Nova Scotia’s Bill 62, the Financial Measures (2004) Act, implements a number of budget proposals, including one to eliminate “grow-in” benefits under the province’s Pension Benefits Act. Grow-in benefits currently apply upon full or partial pension plan windup. They bestow enhanced early retirement benefits upon any member whose age plus service equals at least 55 at the time of the windup.

Because grow-in liabilities have to be included in a plan’s solvency valuation, which is based on hypothetical windup value, they have generated serious solvency deficiencies for some plans. Their elimination would remove the requirement for special payments to make up for those deficiencies. Bill 62 received first reading on April 26.

Saskatchewan to allow ancillary contributions

Saskatchewan introduced The Pension Benefits Amendment Act, 2004 (Bill 47) on May 4. The bill adds a new provision allowing for optional ancillary contributions by members of defined benefit plans that have added a provision for optional ancillary benefits. The bill also clarifies the rules regarding pre-retirement survivor benefits; and allows the maximum limits for small benefits to be set by regulation rather than specified within the act. This will make it easier to update the limits in accordance with Income Tax Act limits, and improve pensioners’ ability to access their small benefits funds.

P.E.I., N.S. to compensate injured workers for chronic pain

A recent Supreme Court of Canada decision ruled that injured workers with chronic pain must have the same access to workers’ compensation as other injured workers. In response, both Prince Edward Island and Nova Scotia have introduced new laws.

P.E.I. Bill 33, An Act to Amend the Workers Compensation Act, received third reading on May 4. Bill 33 repeals the previous rules relating to chronic pain, including the definition of chronic pain and limits on its treatment as a compensable injury. The new law is currently awaiting proclamation.

Nova Scotia announced its new system to be implemented by regulation. The new chronic pain benefit will use a modified approach to the American Medical Association Guide’s 5th Edition as a framework for evaluating pain-related impairments. Workers with chronic pain will be assessed for a permanent medical impairment, which will then be used to calculate additional benefits.

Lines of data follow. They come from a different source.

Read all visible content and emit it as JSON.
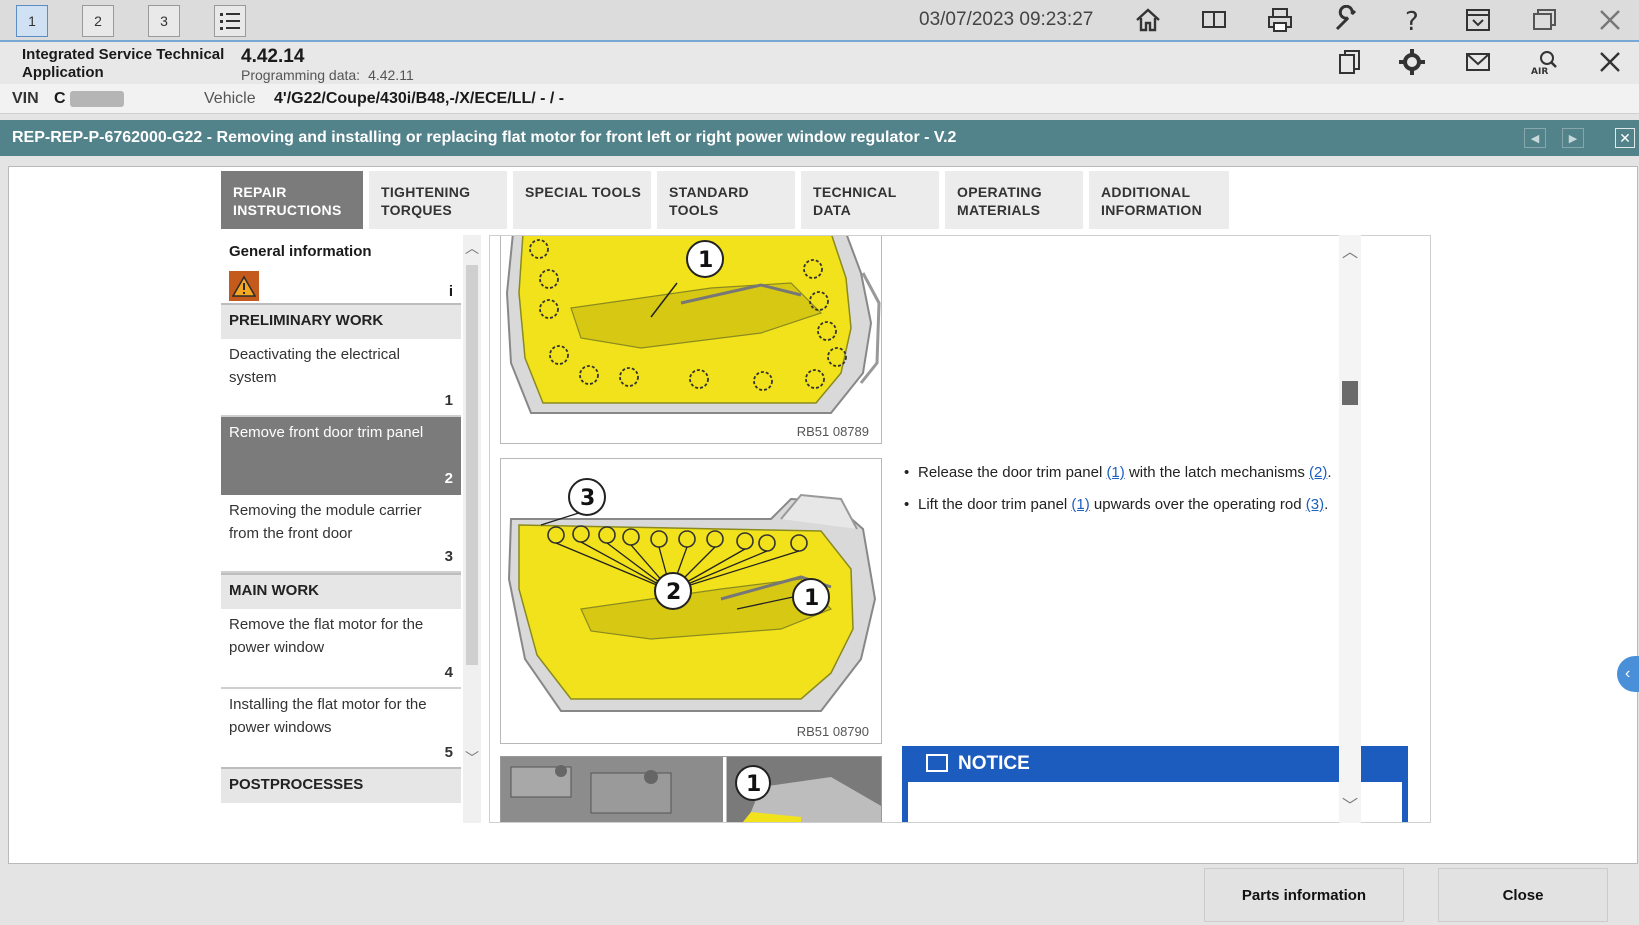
{
  "toolbar": {
    "tabs": [
      "1",
      "2",
      "3"
    ],
    "datetime": "03/07/2023 09:23:27"
  },
  "app": {
    "name": "Integrated Service Technical Application",
    "version": "4.42.14",
    "programming_label": "Programming data:",
    "programming_value": "4.42.11"
  },
  "vehicle": {
    "vin_label": "VIN",
    "vin_value": "C",
    "vehicle_label": "Vehicle",
    "vehicle_value": "4'/G22/Coupe/430i/B48,-/X/ECE/LL/ - / -"
  },
  "document": {
    "title": "REP-REP-P-6762000-G22 - Removing and installing or replacing flat motor for front left or right power window regulator - V.2"
  },
  "tabs": [
    {
      "line1": "REPAIR",
      "line2": "INSTRUCTIONS"
    },
    {
      "line1": "TIGHTENING",
      "line2": "TORQUES"
    },
    {
      "line1": "SPECIAL TOOLS",
      "line2": ""
    },
    {
      "line1": "STANDARD",
      "line2": "TOOLS"
    },
    {
      "line1": "TECHNICAL",
      "line2": "DATA"
    },
    {
      "line1": "OPERATING",
      "line2": "MATERIALS"
    },
    {
      "line1": "ADDITIONAL",
      "line2": "INFORMATION"
    }
  ],
  "nav": {
    "general_title": "General information",
    "general_info_mark": "i",
    "sections": [
      "PRELIMINARY WORK",
      "MAIN WORK",
      "POSTPROCESSES"
    ],
    "items": [
      {
        "label": "Deactivating the electrical system",
        "num": "1"
      },
      {
        "label": "Remove front door trim panel",
        "num": "2"
      },
      {
        "label": "Removing the module carrier from the front door",
        "num": "3"
      },
      {
        "label": "Remove the flat motor for the power window",
        "num": "4"
      },
      {
        "label": "Installing the flat motor for the power windows",
        "num": "5"
      }
    ]
  },
  "content": {
    "figure1_caption": "RB51 08789",
    "figure2_caption": "RB51 08790",
    "callouts": [
      "1",
      "2",
      "3"
    ],
    "bullet1_pre": "Release the door trim panel ",
    "bullet1_ref1": "(1)",
    "bullet1_mid": " with the latch mechanisms ",
    "bullet1_ref2": "(2)",
    "bullet1_post": ".",
    "bullet2_pre": "Lift the door trim panel ",
    "bullet2_ref1": "(1)",
    "bullet2_mid": " upwards over the operating rod ",
    "bullet2_ref2": "(3)",
    "bullet2_post": ".",
    "notice_title": "NOTICE"
  },
  "buttons": {
    "parts": "Parts information",
    "close": "Close"
  },
  "colors": {
    "title_bar": "#52828a",
    "active_tab": "#7b7b7b",
    "notice": "#1c5cbf",
    "trim_yellow": "#f2e21b"
  }
}
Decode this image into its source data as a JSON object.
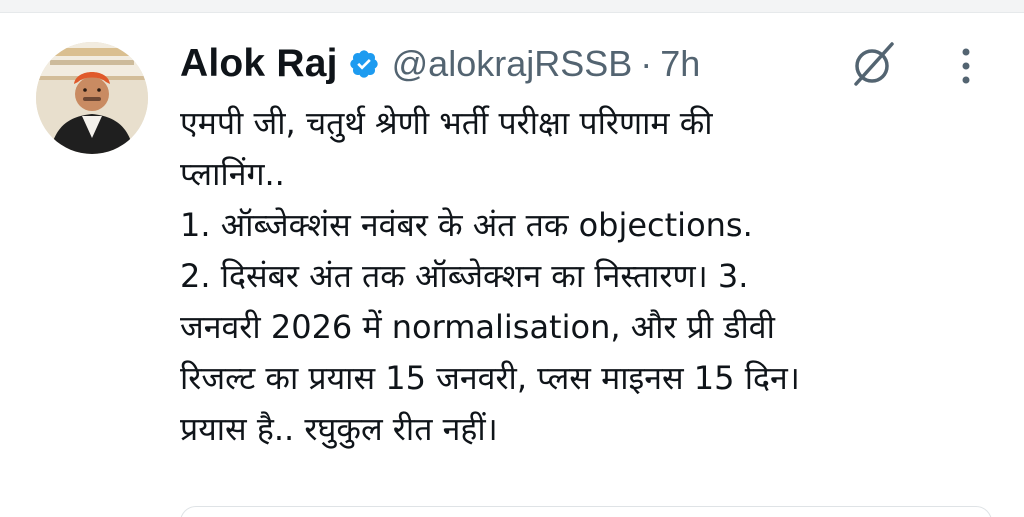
{
  "tweet": {
    "author": {
      "display_name": "Alok Raj",
      "verified": true,
      "verified_color": "#1d9bf0",
      "handle": "@alokrajRSSB",
      "separator": "·",
      "timestamp": "7h"
    },
    "icons": {
      "grok": "grok-icon",
      "more": "more-options-icon",
      "verified": "verified-badge-icon"
    },
    "text_lines": [
      "एमपी जी, चतुर्थ श्रेणी भर्ती परीक्षा परिणाम की",
      "प्लानिंग..",
      "1. ऑब्जेक्शंस नवंबर के अंत तक objections.",
      "2. दिसंबर अंत तक ऑब्जेक्शन का निस्तारण। 3.",
      "जनवरी 2026 में normalisation, और प्री डीवी",
      "रिजल्ट का प्रयास 15 जनवरी, प्लस माइनस 15 दिन।",
      "प्रयास है.. रघुकुल रीत नहीं।"
    ]
  }
}
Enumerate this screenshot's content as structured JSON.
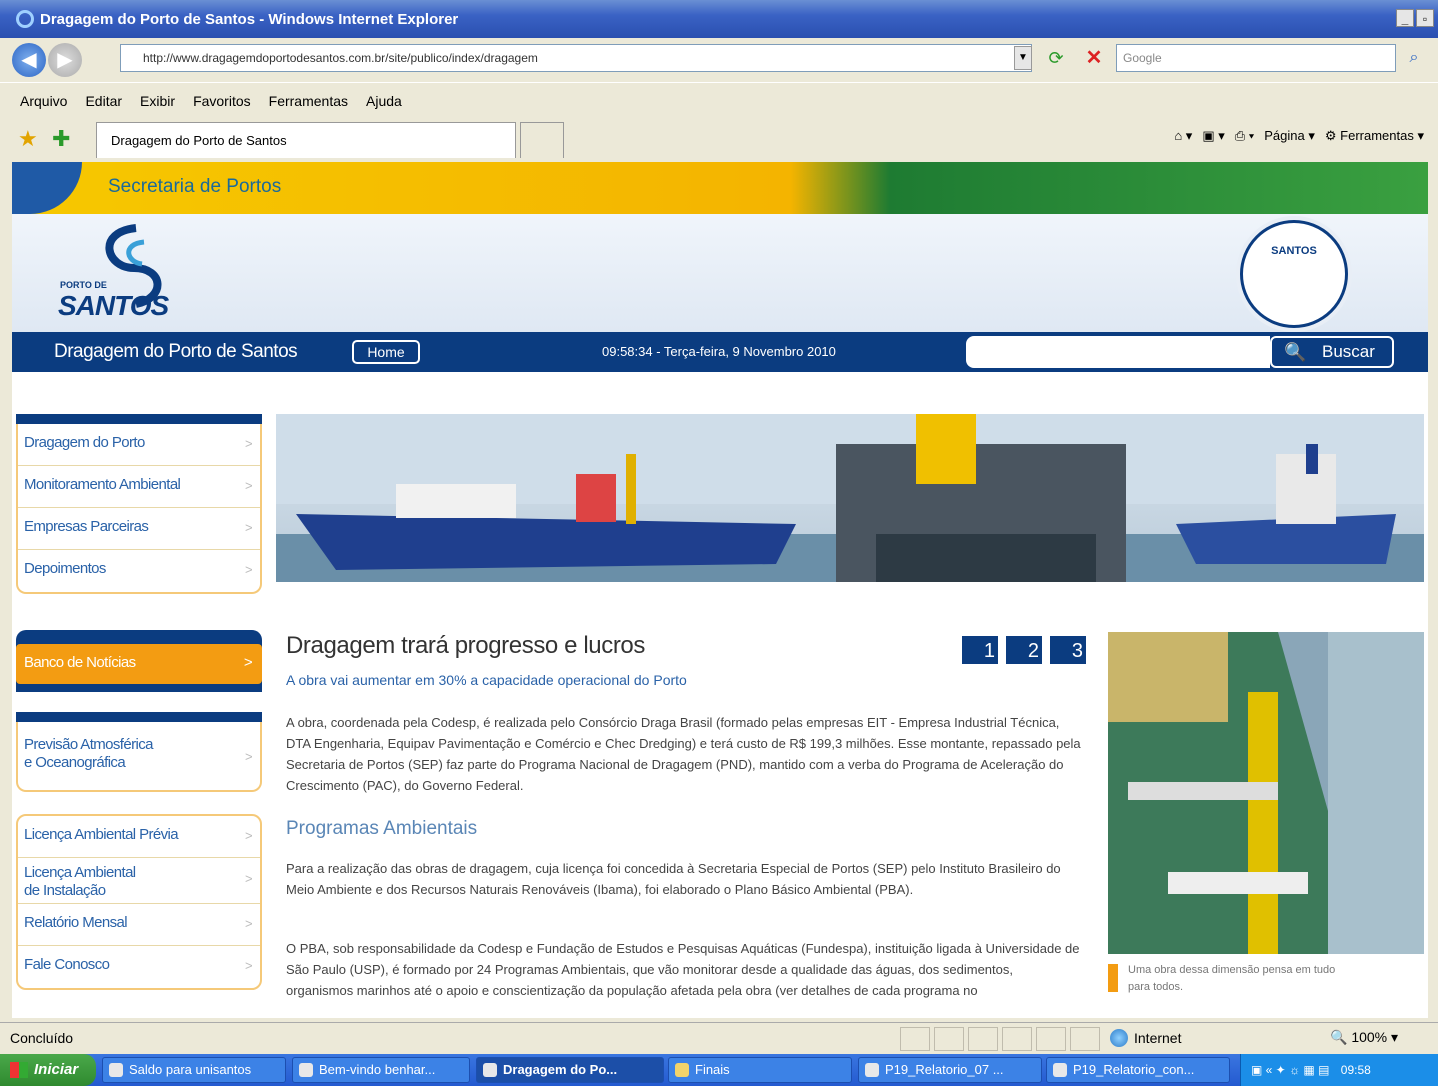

Prince Edward Island has introduced new occupational health and safety legislation. Bill 39, the Occupational Health and Safety Act, received first reading on April 28. If passed into law, the bill would replace the former act from 1988.

N.B. remembers

New Brunswick now recognizes Remembrance Day as a statutory holiday.

A tax by any other name: Ontario's new health premium

Taxable income2004 taxation year2005 and subsequent taxation years
Up to $20,00000
$20,000 to $36,000$150$300
$36,000 to $48,000$225$450
$48,000 to $72,000$300$600
$72,000 to $200,000$375$750
More than $200,000$450$900

Sari Sanders is a lawyer and the head of Hewitt Canada’s research group. She may be contacted at (416) 225-5001 or [email protected]. HR Rulebook appears quarterly in Canadian HR Reporter.

Latest stories